Jordan's economy is projected to grow by 2.1 percent this year, with rising commodity prices, supply bottlenecks and impact of the war in the Ukraine posing major downside risks, the World Bank said on Monday.
The bank said in a new study that the kingdom's economic recovery was projected to remain steady this year but that unemployment remained at “alarming levels and reforms were needed to spur investments” to create jobs.
“Despite Jordan’s economic rebound, pressing socio-economic challenges, such as high unemployment, especially among the youth and women, remain entrenched,” Saroj Kumar Jha, World Bank Mashreq Regional Director, said in the report.
“Going forward, accelerating implementation of investment-enabling reforms will be critical to inject dynamism in the economy and activate the private sector as an engine of job creation,” the official added.

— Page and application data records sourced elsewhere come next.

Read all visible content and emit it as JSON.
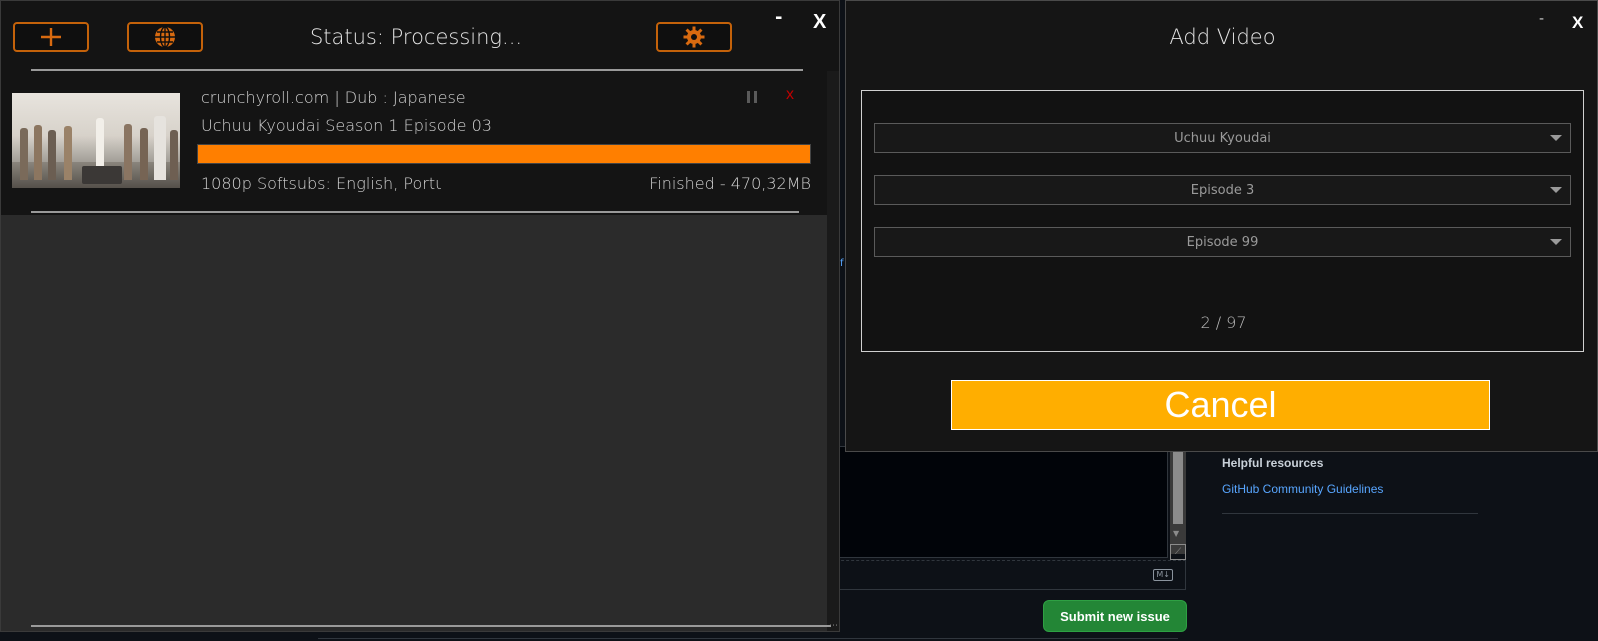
{
  "main_window": {
    "status_text": "Status: Processing...",
    "minimize_label": "-",
    "close_label": "X",
    "buttons": {
      "add_icon": "plus-icon",
      "globe_icon": "globe-icon",
      "settings_icon": "gear-icon"
    },
    "download": {
      "source_line": "crunchyroll.com | Dub : Japanese",
      "title": "Uchuu Kyoudai Season 1 Episode 03",
      "meta": "1080p  Softsubs: English, Portu",
      "status": "Finished - 470,32MB",
      "progress_percent": 100,
      "cancel_label": "x"
    },
    "colors": {
      "accent": "#ff7f00",
      "button_border": "#c4620a"
    }
  },
  "add_video_window": {
    "title": "Add Video",
    "minimize_label": "-",
    "close_label": "X",
    "series_select": "Uchuu Kyoudai",
    "start_episode_select": "Episode 3",
    "end_episode_select": "Episode 99",
    "counter": "2 / 97",
    "cancel_label": "Cancel",
    "colors": {
      "cancel_button": "#ffae00"
    }
  },
  "github_background": {
    "helpful_resources_title": "Helpful resources",
    "community_guidelines_link": "GitHub Community Guidelines",
    "submit_button": "Submit new issue",
    "markdown_badge": "M↓",
    "colors": {
      "submit": "#238636",
      "link": "#58a6ff"
    }
  }
}
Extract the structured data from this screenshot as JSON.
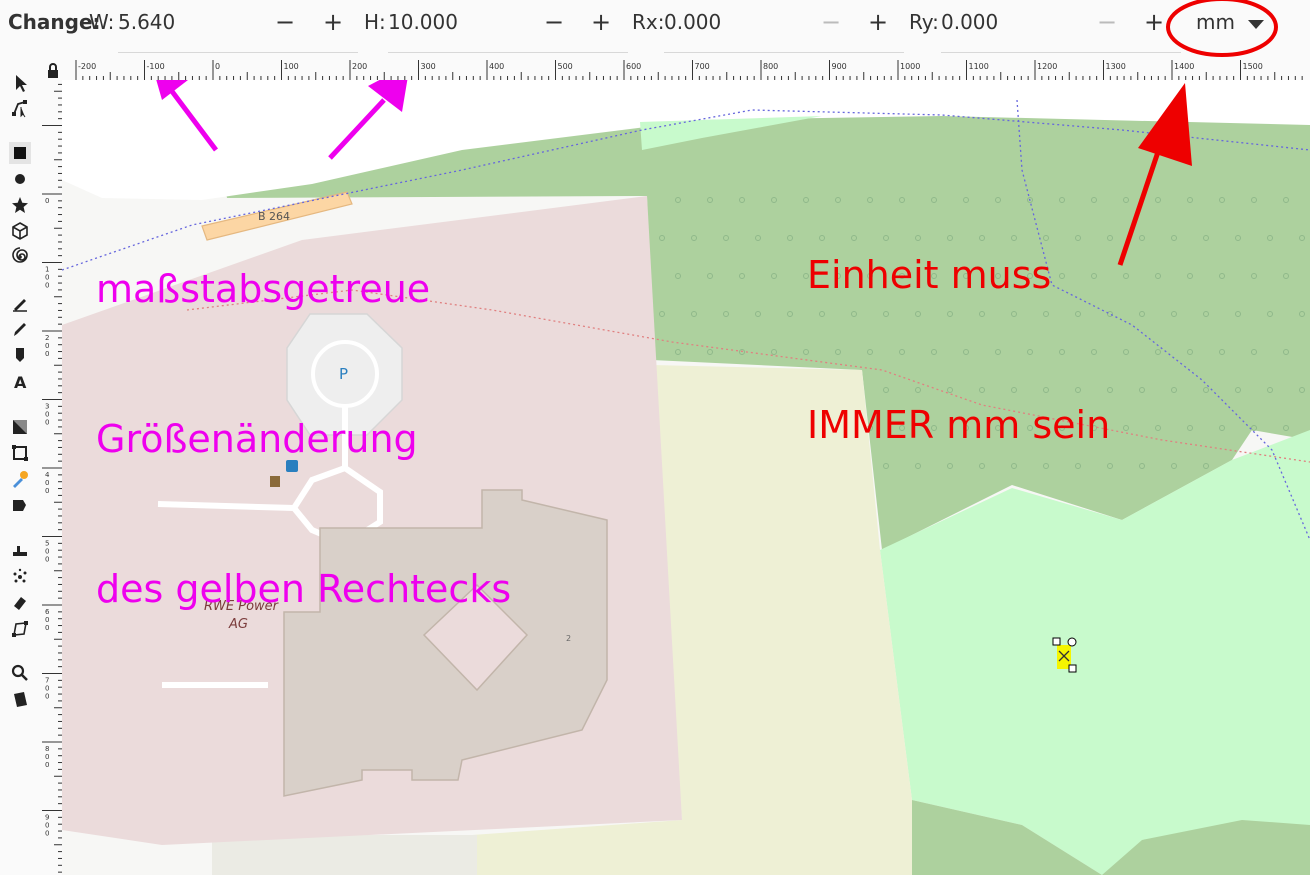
{
  "toolbar": {
    "change_label": "Change:",
    "w_label": "W:",
    "w_value": "5.640",
    "h_label": "H:",
    "h_value": "10.000",
    "rx_label": "Rx:",
    "rx_value": "0.000",
    "ry_label": "Ry:",
    "ry_value": "0.000",
    "minus": "−",
    "plus": "+",
    "unit": "mm"
  },
  "ruler": {
    "h_ticks": [
      "-200",
      "-100",
      "0",
      "100",
      "200",
      "300",
      "400",
      "500",
      "600",
      "700",
      "800",
      "900",
      "1000",
      "1100",
      "1200",
      "1300",
      "1400",
      "1500"
    ],
    "v_ticks": [
      "0",
      "100",
      "200",
      "300",
      "400",
      "500",
      "600",
      "700",
      "800",
      "900"
    ]
  },
  "map": {
    "road_label": "B 264",
    "parking_label": "P",
    "company_label_1": "RWE Power",
    "company_label_2": "AG",
    "building_number": "2"
  },
  "annotations": {
    "magenta_lines": [
      "maßstabsgetreue",
      "Größenänderung",
      "des gelben Rechtecks"
    ],
    "red_lines": [
      "Einheit muss",
      "IMMER mm sein"
    ]
  },
  "colors": {
    "annotation_magenta": "#ee00ee",
    "annotation_red": "#ee0000",
    "forest": "#add19e",
    "meadow": "#c8facc",
    "industrial": "#ebdbe8",
    "building": "#d9d0c9",
    "farmland": "#eef0d5"
  }
}
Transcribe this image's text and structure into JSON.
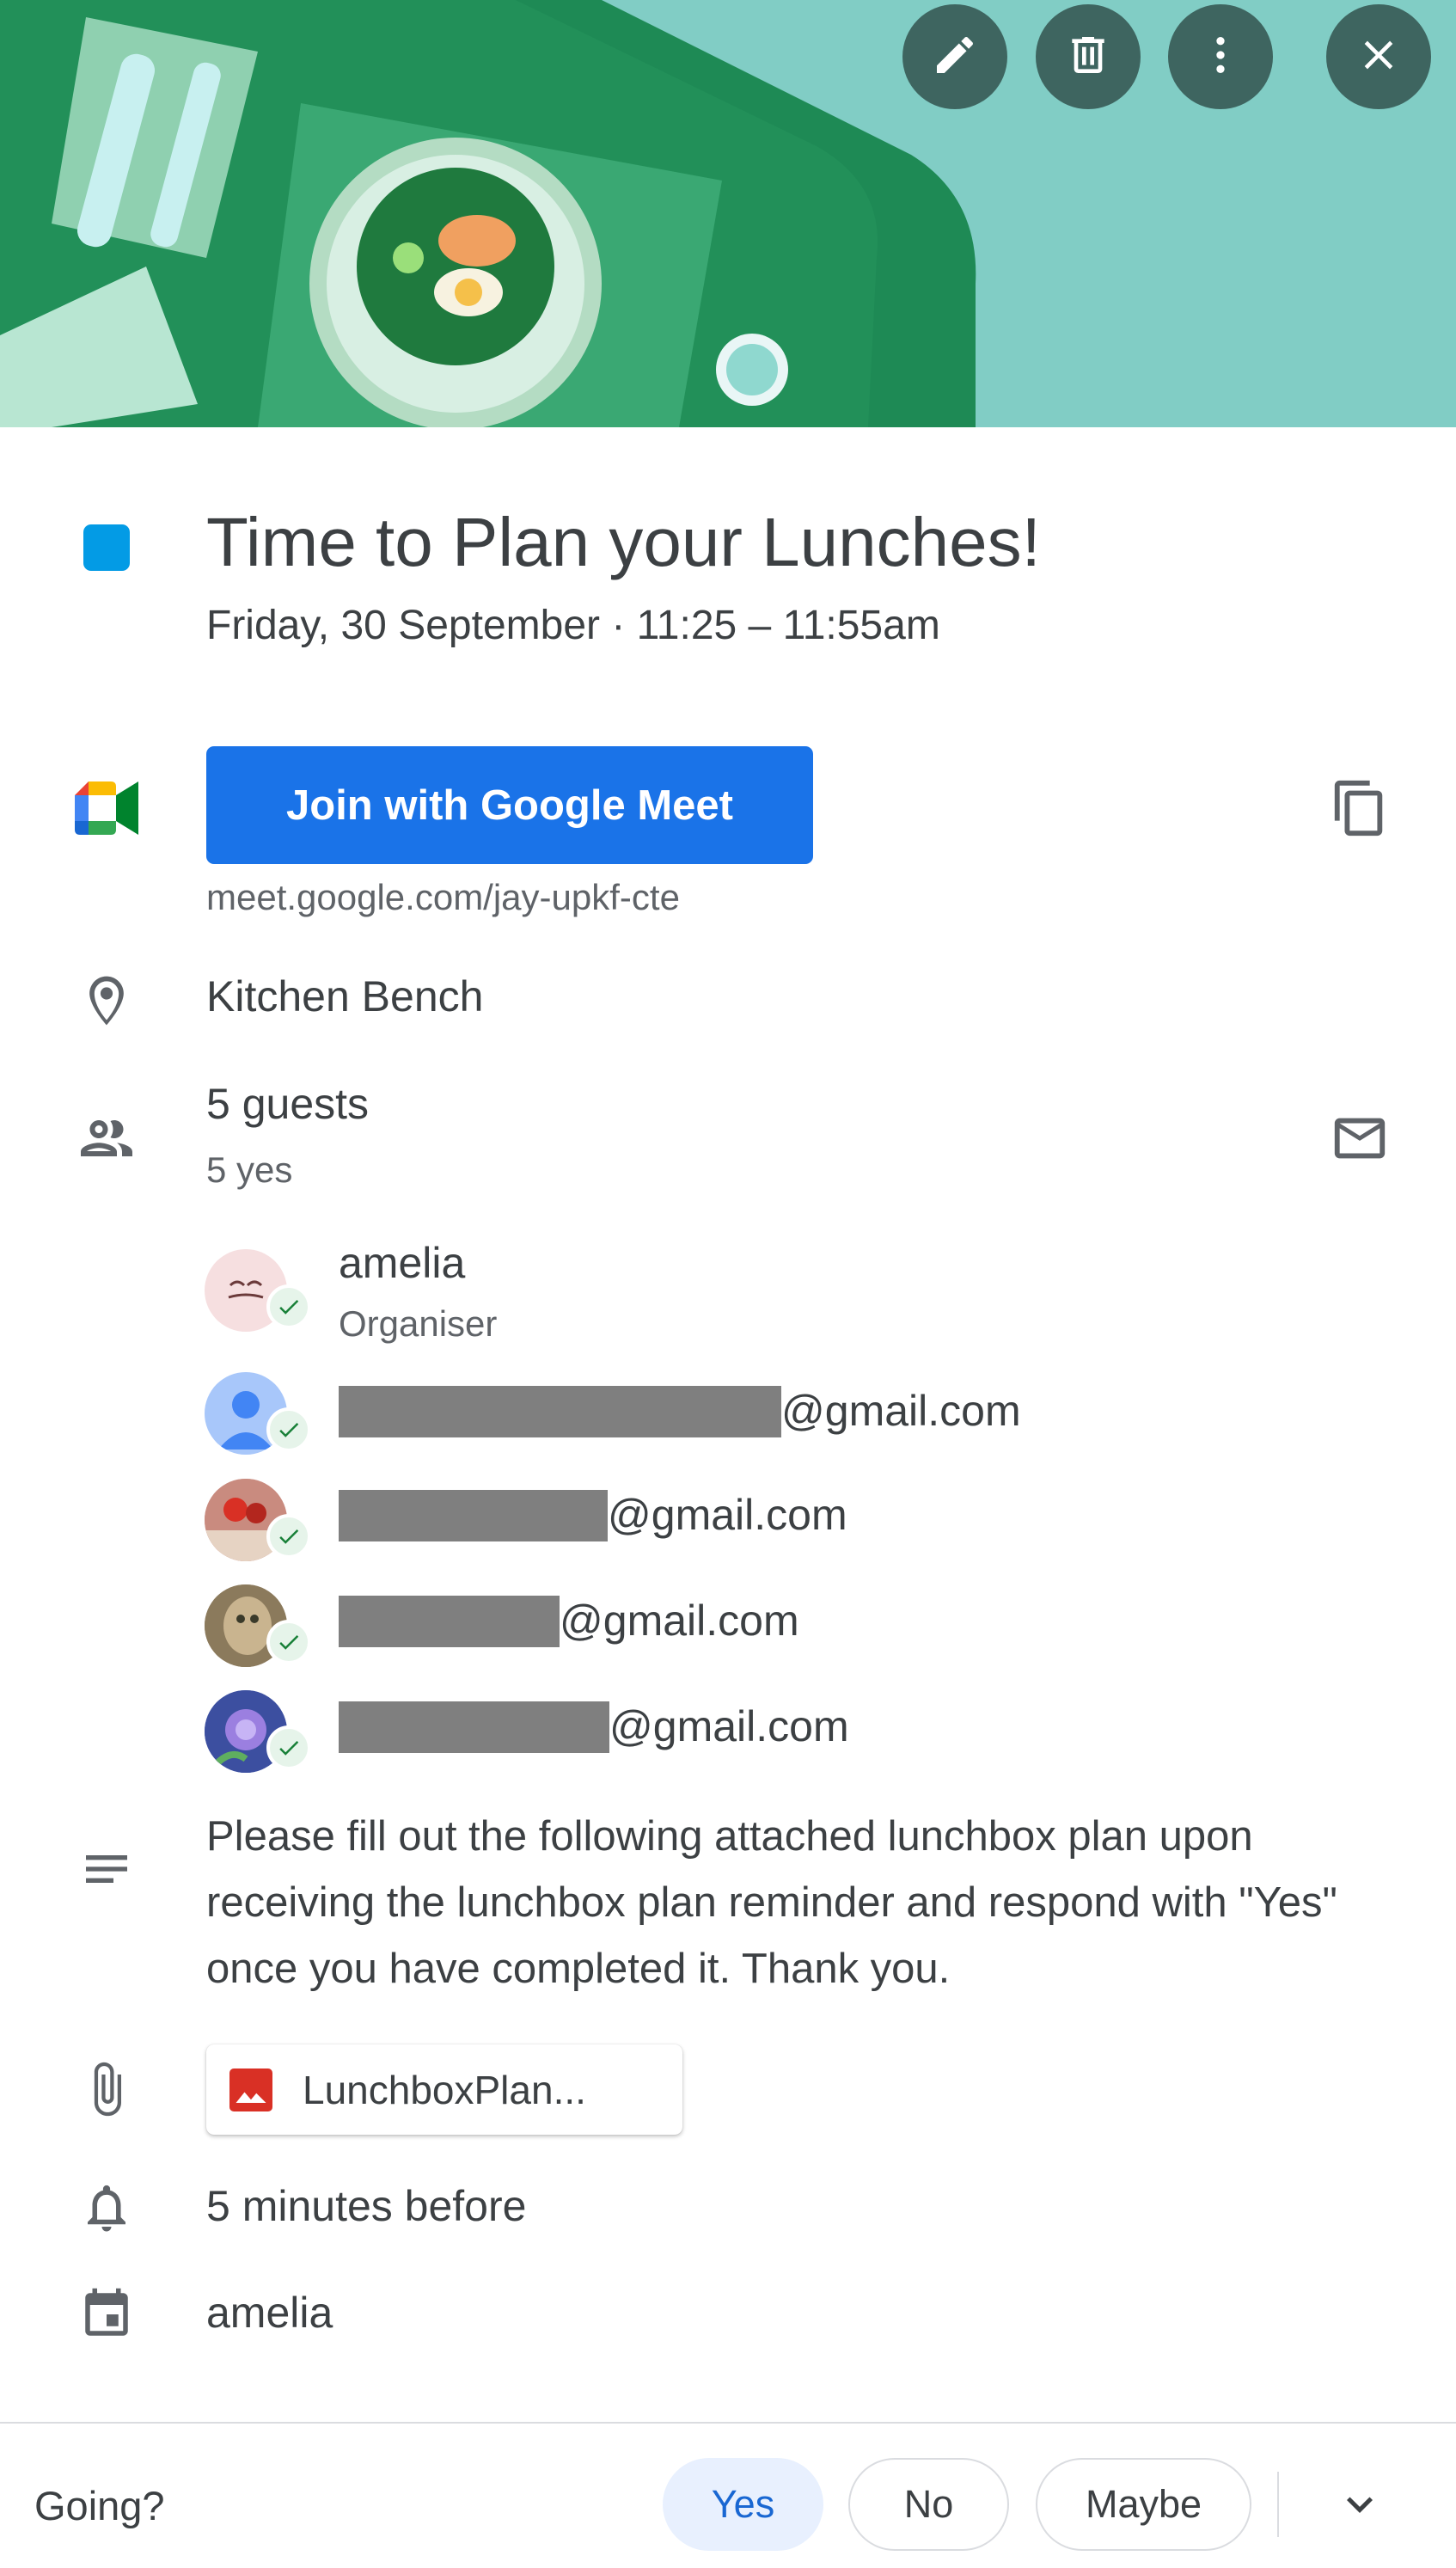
{
  "event": {
    "title": "Time to Plan your Lunches!",
    "date_time": "Friday, 30 September  ·  11:25 – 11:55am",
    "color": "#039be5"
  },
  "header_actions": {
    "edit": "edit-icon",
    "delete": "delete-icon",
    "more": "more-options-icon",
    "close": "close-icon"
  },
  "meet": {
    "button_label": "Join with Google Meet",
    "link": "meet.google.com/jay-upkf-cte"
  },
  "location": "Kitchen Bench",
  "guests": {
    "summary": "5 guests",
    "responses": "5 yes",
    "list": [
      {
        "name": "amelia",
        "role": "Organiser"
      },
      {
        "email_suffix": "@gmail.com"
      },
      {
        "email_suffix": "@gmail.com"
      },
      {
        "email_suffix": "@gmail.com"
      },
      {
        "email_suffix": "@gmail.com"
      }
    ]
  },
  "description": "Please fill out the following attached lunchbox plan upon receiving the lunchbox plan reminder and respond with \"Yes\" once you have completed it. Thank you.",
  "attachment": {
    "name": "LunchboxPlan..."
  },
  "reminder": "5 minutes before",
  "calendar_owner": "amelia",
  "rsvp": {
    "prompt": "Going?",
    "yes": "Yes",
    "no": "No",
    "maybe": "Maybe",
    "selected": "Yes"
  },
  "colors": {
    "meet_button": "#1a73e8",
    "selected_rsvp": "#e8f0fe",
    "header_bg": "#81cdc5"
  }
}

The World Bank growth estimates are slightly lower than the IMF's latest economic growth forecast of 2.4 percent for 2022 which was downgraded from an earlier 2.7 percent.
Higher growth is seen as key to easing the country's high unemployment, which stands at around 23 percent.
The IMF had recently said the oil importing country had partially mitigated the impact of higher fuel and commodities prices with long-term energy deals and a healthy stockpile of wheat purchased before the Ukraine crisis.
Both a rebound in tourism, remittances and higher exports of fertiliser have also helped cushion the economy.